The American Psychological Association suggests that the best way to evaluate programs is to visit them, meet with students, and choose a program that feels comfortable to you:

“In truth, there is often little difference between the two degrees. Some schools only offer a BA, others only BS. The requirements for the two degrees might overlap completely. Even when a school offers a choice of either a BA or BS, your decision may not be all that critical. The more important consideration is taking courses that will prepare you for the program you want to enter as a graduate student.”

If you are planning to pursue graduate study in psychology, you can find information about the requirements of over 500 programs online or in the print volume Graduate Study in Psychology, 2015 Edition. The revised MCAT2015 incorporates a new section on The Psychological, Social and Biological Foundations of Behavior; if you want to major in psychology as a pre-med, evaluate the requirements and course offerings of various BA and BS programs to determine which would provide the strongest foundation. If you plan to pursue a career in business and law, either degree would provide useful background, but if you are more interested in the scientific or technical fields, such as patent law or business operations, a BS may be more suitable.

Research Opportunities

Regardless of whether students are in a BA or BS program in Psychology, there are substantial opportunities for conducting faculty-supervised research as a psychology major:

  • Laboratory.  Students work in a laboratory, also referred to as “basic” or “bench” research, studying topics such as learning, memory and motivation. Yale offers a myriad of research opportunities in diverse areas such as cognition, memory and motivation.
  • Clinical.  Students have access to clinical settings, such as elementary school classrooms or senior citizen centers, in which they can study social interactions or developmental processes.  Clinical research often involves developing, administering and analyzing surveys. In Georgetown’s Psychology Department, students can collect or code data, screen and recruit research participants, and conduct background literature searches.

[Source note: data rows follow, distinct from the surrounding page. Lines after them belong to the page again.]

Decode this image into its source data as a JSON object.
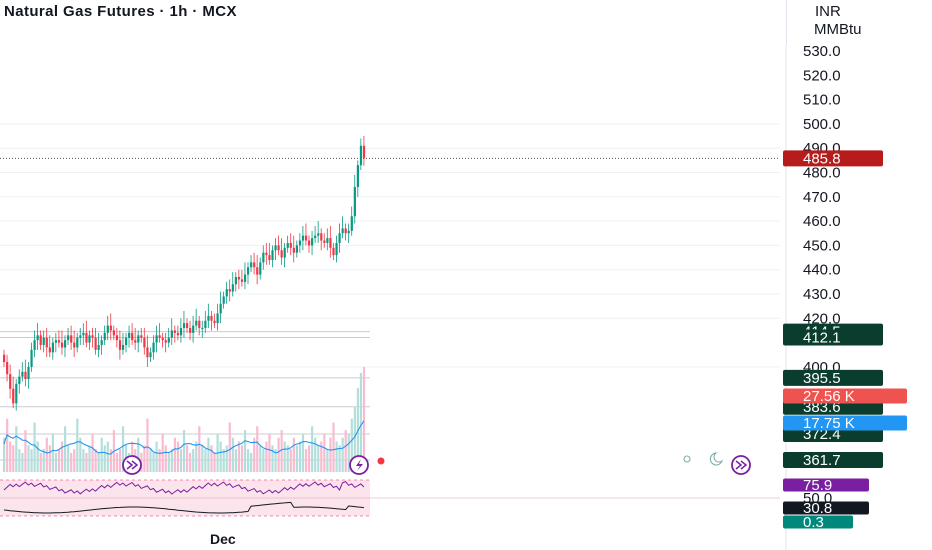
{
  "header": {
    "title": "Natural Gas Futures · 1h · MCX",
    "currency": "INR",
    "unit": "MMBtu"
  },
  "x_axis": {
    "month_label": "Dec"
  },
  "price_axis": {
    "ticks": [
      "530.0",
      "520.0",
      "510.0",
      "500.0",
      "490.0",
      "480.0",
      "470.0",
      "460.0",
      "450.0",
      "440.0",
      "430.0",
      "420.0",
      "400.0"
    ]
  },
  "price_labels": [
    {
      "name": "last-price-label",
      "text": "485.8",
      "price": 485.8,
      "bg": "#b71c1c",
      "fg": "#ffffff"
    },
    {
      "name": "level-label-414",
      "text": "414.5",
      "price": 414.5,
      "bg": "#0b3d2e",
      "fg": "#ffffff"
    },
    {
      "name": "level-label-412",
      "text": "412.1",
      "price": 412.1,
      "bg": "#0b3d2e",
      "fg": "#ffffff"
    },
    {
      "name": "level-label-395",
      "text": "395.5",
      "price": 395.5,
      "bg": "#0b3d2e",
      "fg": "#ffffff"
    },
    {
      "name": "level-label-383",
      "text": "383.6",
      "price": 383.6,
      "bg": "#0b3d2e",
      "fg": "#ffffff"
    },
    {
      "name": "level-label-372",
      "text": "372.4",
      "price": 372.4,
      "bg": "#0b3d2e",
      "fg": "#ffffff"
    },
    {
      "name": "level-label-361",
      "text": "361.7",
      "price": 361.7,
      "bg": "#0b3d2e",
      "fg": "#ffffff"
    }
  ],
  "indicator_labels": [
    {
      "name": "volume-label",
      "text": "27.56 K",
      "bg": "#ef5350",
      "fg": "#ffffff"
    },
    {
      "name": "volume-ma-label",
      "text": "17.75 K",
      "bg": "#2196f3",
      "fg": "#ffffff"
    }
  ],
  "oscillator_labels": [
    {
      "name": "rsi-value-label",
      "text": "75.9",
      "value": 75.9,
      "bg": "#7b1fa2",
      "fg": "#ffffff"
    },
    {
      "name": "rsi-mid-label",
      "text": "50.0",
      "value": 50.0,
      "bg": "#ffffff",
      "fg": "#131722"
    },
    {
      "name": "rsi-signal-label",
      "text": "30.8",
      "value": 30.8,
      "bg": "#131722",
      "fg": "#ffffff"
    },
    {
      "name": "extra-value-label",
      "text": "0.3",
      "value": 0.3,
      "bg": "#00897b",
      "fg": "#ffffff"
    }
  ],
  "colors": {
    "up": "#089981",
    "down": "#f23645",
    "volume_up": "#b2dfdb",
    "volume_down": "#f8bbd0",
    "volume_ma": "#2196f3",
    "rsi_line": "#7b1fa2",
    "rsi_band": "#fce4ec",
    "signal_line": "#131722",
    "grid": "#e0e3eb",
    "accent": "#7b1fa2"
  },
  "icons": [
    "fast-forward-icon",
    "lightning-icon",
    "sun-icon",
    "moon-icon"
  ],
  "chart_data": {
    "type": "candlestick",
    "title": "Natural Gas Futures · 1h · MCX",
    "y_unit": "INR / MMBtu",
    "ylim": [
      360,
      535
    ],
    "grid": true,
    "last_price": 485.8,
    "horizontal_levels": [
      414.5,
      412.1,
      395.5,
      383.6,
      372.4,
      361.7
    ],
    "month_label": "Dec",
    "close": [
      402,
      397,
      391,
      385,
      393,
      396,
      398,
      395,
      400,
      407,
      411,
      413,
      409,
      412,
      408,
      406,
      410,
      411,
      410,
      408,
      411,
      413,
      410,
      408,
      412,
      413,
      414,
      410,
      413,
      412,
      407,
      409,
      411,
      414,
      417,
      415,
      413,
      411,
      407,
      409,
      412,
      414,
      411,
      410,
      413,
      412,
      408,
      404,
      406,
      410,
      413,
      412,
      411,
      410,
      412,
      415,
      414,
      413,
      416,
      418,
      416,
      414,
      417,
      419,
      416,
      416,
      419,
      421,
      419,
      418,
      422,
      426,
      429,
      432,
      431,
      434,
      437,
      436,
      435,
      438,
      441,
      443,
      441,
      438,
      443,
      447,
      446,
      444,
      448,
      450,
      448,
      445,
      449,
      451,
      449,
      447,
      450,
      452,
      454,
      452,
      450,
      453,
      454,
      455,
      452,
      451,
      453,
      449,
      446,
      451,
      455,
      457,
      455,
      456,
      462,
      474,
      483,
      491,
      485.8
    ],
    "volume": [
      9000,
      14000,
      8000,
      7000,
      12000,
      6000,
      5000,
      11000,
      7000,
      6000,
      13000,
      8000,
      5000,
      6000,
      9000,
      7000,
      10000,
      5000,
      6000,
      8000,
      12000,
      7000,
      5000,
      6000,
      14000,
      9000,
      6000,
      5000,
      7000,
      10000,
      6000,
      5000,
      9000,
      7000,
      8000,
      6000,
      11000,
      5000,
      6000,
      12000,
      7000,
      5000,
      8000,
      6000,
      9000,
      5000,
      7000,
      14000,
      6000,
      5000,
      8000,
      6000,
      10000,
      7000,
      5000,
      6000,
      9000,
      8000,
      6000,
      11000,
      7000,
      5000,
      6000,
      8000,
      12000,
      7000,
      6000,
      9000,
      7000,
      5000,
      10000,
      8000,
      6000,
      7000,
      13000,
      9000,
      6000,
      8000,
      7000,
      11000,
      6000,
      5000,
      9000,
      12000,
      7000,
      6000,
      8000,
      10000,
      7000,
      6000,
      9000,
      11000,
      8000,
      7000,
      6000,
      9000,
      7000,
      8000,
      10000,
      6000,
      7000,
      12000,
      9000,
      7000,
      8000,
      10000,
      6000,
      9000,
      13000,
      8000,
      7000,
      9000,
      11000,
      10000,
      14000,
      17000,
      22000,
      26000,
      27560
    ],
    "volume_ma": [
      17750
    ],
    "rsi": [
      75.9
    ],
    "rsi_signal": [
      30.8
    ],
    "rsi_mid": 50.0,
    "extra_indicator": 0.3
  }
}
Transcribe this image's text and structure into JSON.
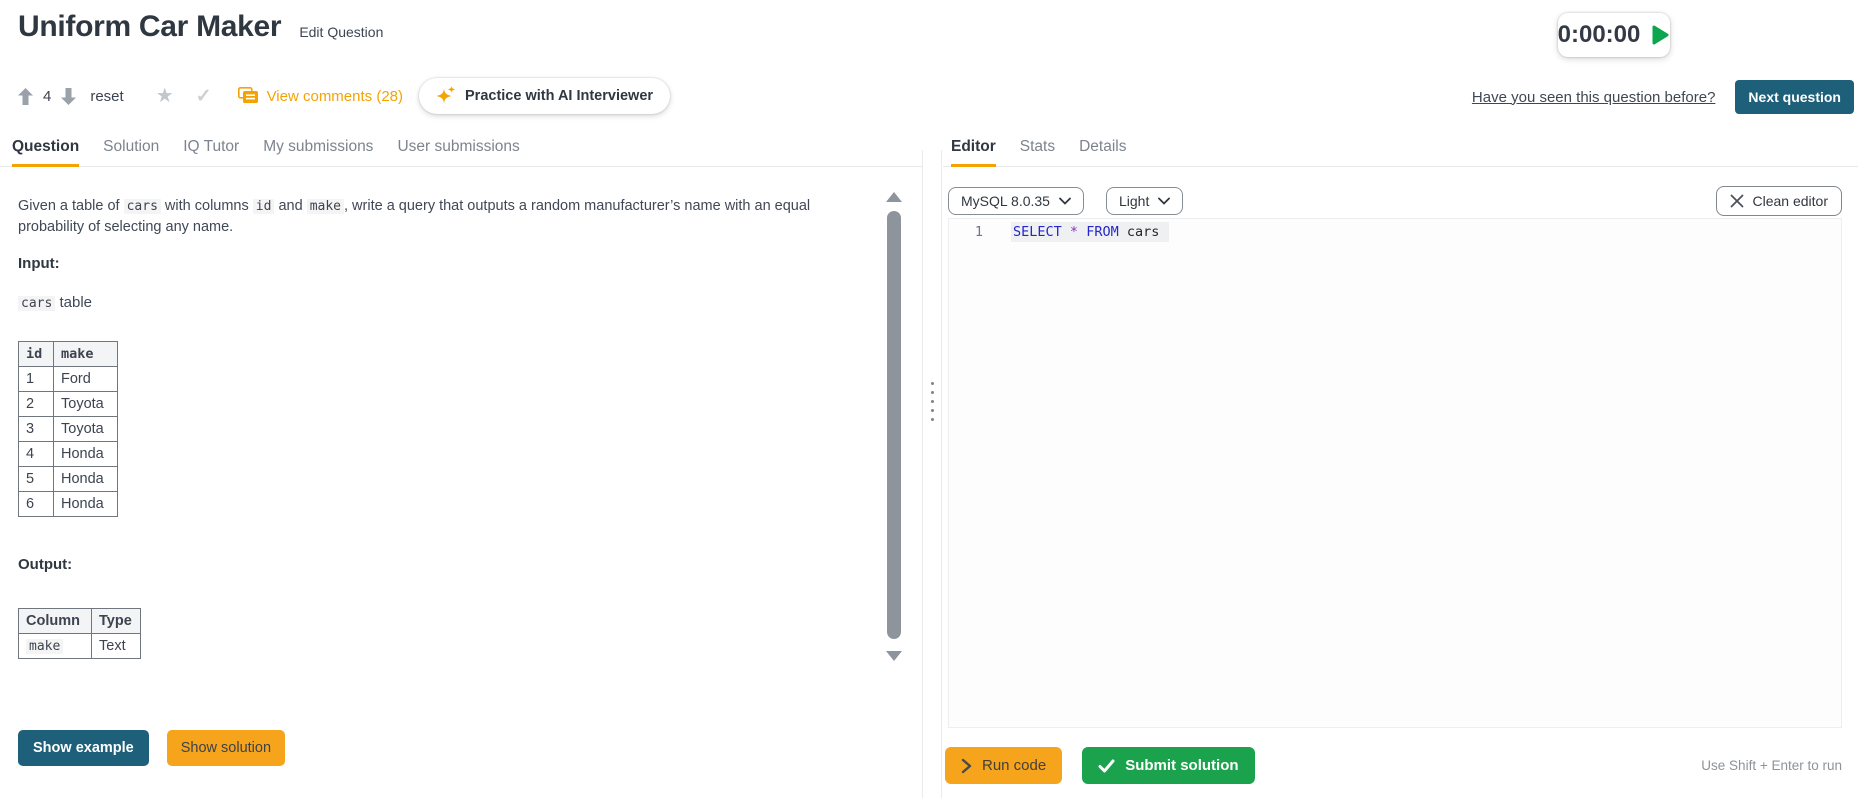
{
  "header": {
    "title": "Uniform Car Maker",
    "edit_question": "Edit Question",
    "timer": "0:00:00",
    "upvotes": "4",
    "reset": "reset",
    "view_comments": "View comments (28)",
    "practice_ai": "Practice with AI Interviewer",
    "seen_before": "Have you seen this question before?",
    "next_question": "Next question"
  },
  "left_panel": {
    "tabs": [
      "Question",
      "Solution",
      "IQ Tutor",
      "My submissions",
      "User submissions"
    ],
    "active_tab": "Question",
    "question_segments": [
      {
        "type": "text",
        "value": "Given a table of "
      },
      {
        "type": "code",
        "value": "cars"
      },
      {
        "type": "text",
        "value": " with columns "
      },
      {
        "type": "code",
        "value": "id"
      },
      {
        "type": "text",
        "value": " and "
      },
      {
        "type": "code",
        "value": "make"
      },
      {
        "type": "text",
        "value": ", write a query that outputs a random manufacturer’s name with an equal probability of selecting any name."
      }
    ],
    "input_label": "Input:",
    "input_caption": {
      "code": "cars",
      "text": " table"
    },
    "input_table": {
      "headers": [
        "id",
        "make"
      ],
      "rows": [
        [
          "1",
          "Ford"
        ],
        [
          "2",
          "Toyota"
        ],
        [
          "3",
          "Toyota"
        ],
        [
          "4",
          "Honda"
        ],
        [
          "5",
          "Honda"
        ],
        [
          "6",
          "Honda"
        ]
      ]
    },
    "output_label": "Output:",
    "output_table": {
      "headers": [
        "Column",
        "Type"
      ],
      "rows": [
        [
          "make",
          "Text"
        ]
      ]
    },
    "show_example": "Show example",
    "show_solution": "Show solution"
  },
  "right_panel": {
    "tabs": [
      "Editor",
      "Stats",
      "Details"
    ],
    "active_tab": "Editor",
    "language_select": "MySQL 8.0.35",
    "theme_select": "Light",
    "clean_editor": "Clean editor",
    "editor": {
      "line_number": "1",
      "tokens": [
        {
          "type": "keyword",
          "value": "SELECT"
        },
        {
          "type": "plain",
          "value": " "
        },
        {
          "type": "operator",
          "value": "*"
        },
        {
          "type": "plain",
          "value": " "
        },
        {
          "type": "keyword",
          "value": "FROM"
        },
        {
          "type": "plain",
          "value": " cars"
        }
      ]
    },
    "run_code": "Run code",
    "submit_solution": "Submit solution",
    "run_hint": "Use Shift + Enter to run"
  },
  "colors": {
    "accent_orange": "#F5A302",
    "button_orange": "#F6A41C",
    "teal": "#1E5F79",
    "green": "#1BA24C",
    "play_green": "#0CA64E",
    "keyword_blue": "#2525CC",
    "operator_purple": "#8A2FC9"
  }
}
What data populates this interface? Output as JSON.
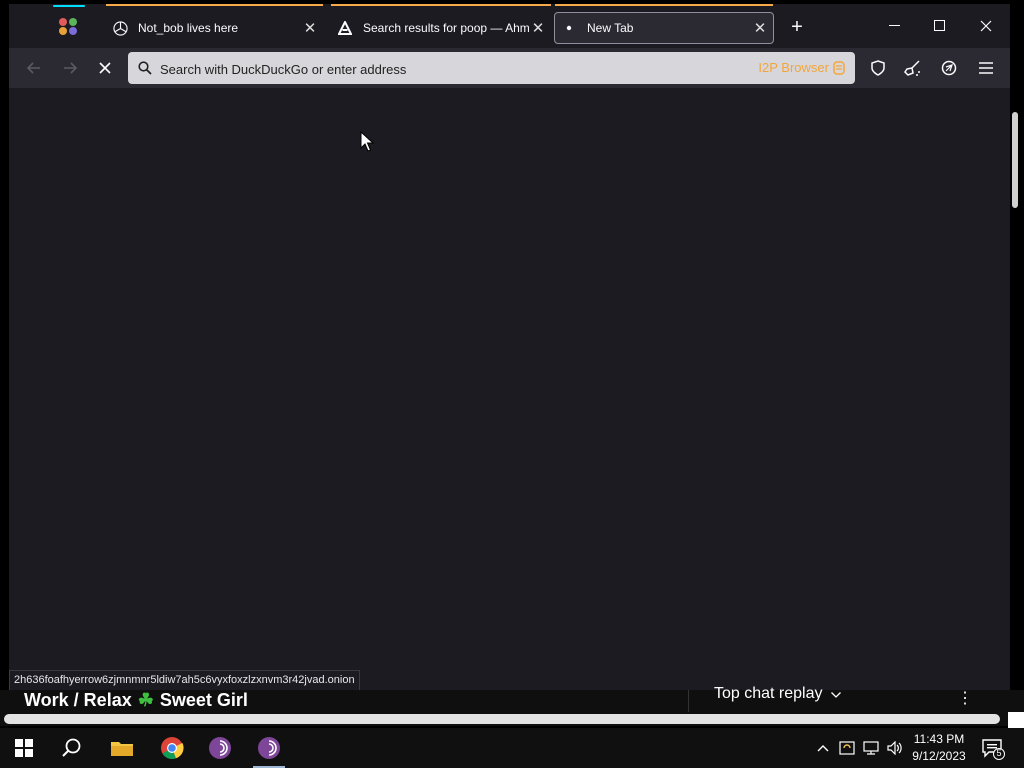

Typically, honors programs require that students participate in research. In addition to research during the academic year at your university, you can pursue summer research or internships at other colleges, such as Middlebury College, or research organizations such as Cold Spring Harbor Laboratory.  The American Psychological Association maintains an excellent list of summer research opportunities.

Careers

When people think of careers connected to the psychology major, they often think of traditional fields including psychological or career counselor, or school psychologist. But there are rapidly-growing opportunities in more specialized interdisciplinary fields, such as forensic psychologist (applies psychological to criminal investigation and law), engineering psychologist (studies how people interact with machines and other technology), sports psychologist (focuses on motivation and performance related to sports), genetics counselor (provides information about genetic disorders to families) and industrial-organizational psychologist (studies workplace behavior).

In choosing a major, it’s important to find a subject you’re passionate about, while also considering your future career path. Luckily, psychology is a broad-based field, with many different practical and career applications; knowledge of people and their motivations can be applied to virtually all careers!  The study of psychology may expose you to many different career paths, and help you identify your interests.

For more information, contact us at www.collegiategateway.com. As always, we’re happy to help!